Written by: Charles Weaver, co-founder of MSPAlliance
There are more standards, laws, regulations, and frameworks impacting MSPs today than at any previous time in our history. Around the globe, governments, regulators, and industry groups are paying more attention to data privacy, and security, including the role outsourced IT providers (MSPs) have.
More MSPs are beginning to chase the compliance tail, and it needs to stop. Here are some effective techniques to deal with compliance headaches facing MSPs today, and how to avoid getting over audited.
Know Your Controls
Anyone who has been through an MSP Verify, SOC 2, or similar audit project, understands what controls are. Controls govern how an MSP organization operates. The first step in not being over-audited is having a good handle on your MSP organization’s controls. That means knowing what they are, having them documented, and, most importantly, reviewing them regularly to ensure they are current and effective towards your company’s goals.
Understand your Client Control Frameworks
Any worthy MSP understands how their clients operate their businesses, especially when it comes to regulatory requirements.

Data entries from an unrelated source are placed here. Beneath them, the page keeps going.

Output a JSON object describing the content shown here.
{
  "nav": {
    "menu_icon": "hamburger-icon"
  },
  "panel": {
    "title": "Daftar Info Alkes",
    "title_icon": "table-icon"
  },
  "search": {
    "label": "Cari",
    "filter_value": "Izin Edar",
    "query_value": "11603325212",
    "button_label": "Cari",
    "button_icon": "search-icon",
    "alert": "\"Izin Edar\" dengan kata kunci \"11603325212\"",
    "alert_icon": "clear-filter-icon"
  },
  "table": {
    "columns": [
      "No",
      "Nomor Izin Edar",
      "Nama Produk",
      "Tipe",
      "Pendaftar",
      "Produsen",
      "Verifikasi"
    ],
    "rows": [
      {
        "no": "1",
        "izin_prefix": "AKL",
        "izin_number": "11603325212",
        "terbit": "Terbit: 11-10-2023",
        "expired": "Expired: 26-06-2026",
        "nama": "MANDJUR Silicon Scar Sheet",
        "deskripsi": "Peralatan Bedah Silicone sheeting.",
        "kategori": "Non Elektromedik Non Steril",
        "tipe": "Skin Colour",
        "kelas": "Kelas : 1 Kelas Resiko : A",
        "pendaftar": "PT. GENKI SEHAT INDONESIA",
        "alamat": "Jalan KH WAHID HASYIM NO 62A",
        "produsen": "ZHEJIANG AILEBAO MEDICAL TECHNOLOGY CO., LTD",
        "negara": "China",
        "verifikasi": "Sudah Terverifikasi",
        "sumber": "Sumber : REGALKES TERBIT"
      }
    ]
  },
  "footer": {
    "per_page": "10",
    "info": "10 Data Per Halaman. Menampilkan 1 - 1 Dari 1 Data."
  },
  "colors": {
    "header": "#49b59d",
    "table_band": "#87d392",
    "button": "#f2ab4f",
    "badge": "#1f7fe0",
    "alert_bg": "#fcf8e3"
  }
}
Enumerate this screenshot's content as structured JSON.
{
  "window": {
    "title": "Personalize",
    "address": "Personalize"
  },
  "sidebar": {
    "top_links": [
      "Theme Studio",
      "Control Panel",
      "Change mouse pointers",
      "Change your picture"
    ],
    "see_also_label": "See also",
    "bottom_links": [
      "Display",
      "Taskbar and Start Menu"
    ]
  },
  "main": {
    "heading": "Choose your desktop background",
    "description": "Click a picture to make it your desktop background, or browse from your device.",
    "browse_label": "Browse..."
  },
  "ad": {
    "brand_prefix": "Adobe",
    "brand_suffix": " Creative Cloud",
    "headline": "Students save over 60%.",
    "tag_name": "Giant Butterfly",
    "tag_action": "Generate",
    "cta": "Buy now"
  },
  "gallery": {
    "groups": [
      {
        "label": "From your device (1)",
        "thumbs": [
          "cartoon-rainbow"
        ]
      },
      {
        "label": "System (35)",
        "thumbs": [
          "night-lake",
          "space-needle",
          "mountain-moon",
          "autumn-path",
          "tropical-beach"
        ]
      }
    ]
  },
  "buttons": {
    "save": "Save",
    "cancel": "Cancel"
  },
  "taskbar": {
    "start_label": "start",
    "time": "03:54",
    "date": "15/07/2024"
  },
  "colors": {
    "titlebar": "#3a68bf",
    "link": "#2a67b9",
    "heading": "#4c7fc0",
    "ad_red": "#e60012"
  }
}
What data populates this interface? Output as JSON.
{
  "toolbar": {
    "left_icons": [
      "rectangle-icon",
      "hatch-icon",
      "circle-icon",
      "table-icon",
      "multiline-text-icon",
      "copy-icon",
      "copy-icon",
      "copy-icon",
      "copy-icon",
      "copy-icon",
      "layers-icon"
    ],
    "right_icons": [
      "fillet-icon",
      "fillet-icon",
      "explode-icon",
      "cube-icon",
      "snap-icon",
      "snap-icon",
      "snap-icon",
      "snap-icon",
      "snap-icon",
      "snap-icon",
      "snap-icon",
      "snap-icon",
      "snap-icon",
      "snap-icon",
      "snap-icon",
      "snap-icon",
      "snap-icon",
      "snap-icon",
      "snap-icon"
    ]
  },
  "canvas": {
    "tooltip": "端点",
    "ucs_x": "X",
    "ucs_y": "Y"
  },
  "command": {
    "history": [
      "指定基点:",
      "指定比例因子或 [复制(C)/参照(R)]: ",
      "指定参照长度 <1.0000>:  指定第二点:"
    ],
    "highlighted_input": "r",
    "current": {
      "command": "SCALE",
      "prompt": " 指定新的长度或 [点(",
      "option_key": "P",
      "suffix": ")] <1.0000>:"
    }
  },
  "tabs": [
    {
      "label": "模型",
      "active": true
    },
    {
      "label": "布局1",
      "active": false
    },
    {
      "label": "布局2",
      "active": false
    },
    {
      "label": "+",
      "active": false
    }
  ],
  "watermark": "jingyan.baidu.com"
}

For example, MSPs working within the healthcare sector in the United States know what HIPAA is and how important it is to clients.
Similarly, MSPs need to understand how those frameworks impact the controls affected by the MSP. If a client, regulated by HIPAA, has to demonstrate compliance related to patient and other medical information, the MSP is also implicated in those controls and must demonstrate compliance with those controls.
Avoid “Check the box” Relationships
This is, perhaps, the most crucial guidance we can offer when it comes to avoiding over-auditing. Clients will often attempt a “check the box” compliance model. Compliance “check the box” is when clients try to perform cursory reviews of an MSP to “check the box” related to a certain compliance or control framework important to them.
Often, clients not familiar or experts in control frameworks will ask vague questions such as “are you HIPAA compliant.” This is a tricky question as HIPAA is a US Federal regulation and not a control framework. Moreover, there is no HIPAA certification; you are compliant with that law, or you are not.
MSPs need to determine what the client is looking for and respond quickly. Sometimes, the response will be, “no, I’m not certified here, but we do meet those controls that you said matter most to you.” Certification in a particular area does not always guarantee compliance.
PCI is another area where MSPs are dragged into debates about whether they need to have a full-blown PCI audit when the MSP does not handle any credit card information. In many cases, merely completing the self-assessment PCI form is sufficient to demonstrate compliance with a particular family of controls.
As these control frameworks continue to expand, MSPs need to be responsive to their client compliance requests, but not to indulge wild and ultimately costly audit projects which subject the MSPs to needless examination.